(What to do): Read through the data, and wherever a line holds the word "Icons", write that line out.

Stored items from a collection:
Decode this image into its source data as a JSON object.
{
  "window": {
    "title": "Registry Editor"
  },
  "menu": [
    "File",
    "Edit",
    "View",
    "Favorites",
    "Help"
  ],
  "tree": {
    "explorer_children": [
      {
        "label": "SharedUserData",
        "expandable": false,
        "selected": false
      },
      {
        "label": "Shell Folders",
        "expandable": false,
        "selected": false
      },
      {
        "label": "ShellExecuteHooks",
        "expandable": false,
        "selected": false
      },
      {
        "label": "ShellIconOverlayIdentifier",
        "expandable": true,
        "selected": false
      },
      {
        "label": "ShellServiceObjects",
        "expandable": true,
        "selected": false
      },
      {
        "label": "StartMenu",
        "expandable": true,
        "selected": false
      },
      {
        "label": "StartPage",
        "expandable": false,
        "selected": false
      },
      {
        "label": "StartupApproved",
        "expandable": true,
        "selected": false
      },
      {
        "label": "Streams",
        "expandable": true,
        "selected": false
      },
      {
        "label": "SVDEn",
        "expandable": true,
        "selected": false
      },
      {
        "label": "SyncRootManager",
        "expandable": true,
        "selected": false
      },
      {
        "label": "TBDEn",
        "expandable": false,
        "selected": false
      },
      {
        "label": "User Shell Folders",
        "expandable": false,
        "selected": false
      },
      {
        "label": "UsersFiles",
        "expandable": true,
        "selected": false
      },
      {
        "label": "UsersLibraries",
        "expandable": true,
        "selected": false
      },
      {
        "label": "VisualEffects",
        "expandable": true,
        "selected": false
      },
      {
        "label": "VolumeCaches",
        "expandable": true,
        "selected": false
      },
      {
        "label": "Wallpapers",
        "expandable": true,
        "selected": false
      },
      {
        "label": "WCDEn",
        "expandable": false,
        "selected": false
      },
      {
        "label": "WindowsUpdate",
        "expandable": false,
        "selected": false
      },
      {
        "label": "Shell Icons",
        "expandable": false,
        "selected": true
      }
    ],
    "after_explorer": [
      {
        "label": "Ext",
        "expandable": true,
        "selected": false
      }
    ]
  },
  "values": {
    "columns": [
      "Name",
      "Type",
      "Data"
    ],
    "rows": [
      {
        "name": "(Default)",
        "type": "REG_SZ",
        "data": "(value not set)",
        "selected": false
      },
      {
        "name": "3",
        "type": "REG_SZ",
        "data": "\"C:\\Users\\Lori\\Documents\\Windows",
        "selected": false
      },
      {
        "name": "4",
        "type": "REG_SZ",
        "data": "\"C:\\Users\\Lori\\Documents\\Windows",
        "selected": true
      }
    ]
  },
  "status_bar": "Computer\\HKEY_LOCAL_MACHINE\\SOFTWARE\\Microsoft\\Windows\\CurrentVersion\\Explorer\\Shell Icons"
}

(Written response):
        "label": "Shell Icons",
  "status_bar": "Computer\\HKEY_LOCAL_MACHINE\\SOFTWARE\\Microsoft\\Windows\\CurrentVersion\\Explorer\\Shell Icons"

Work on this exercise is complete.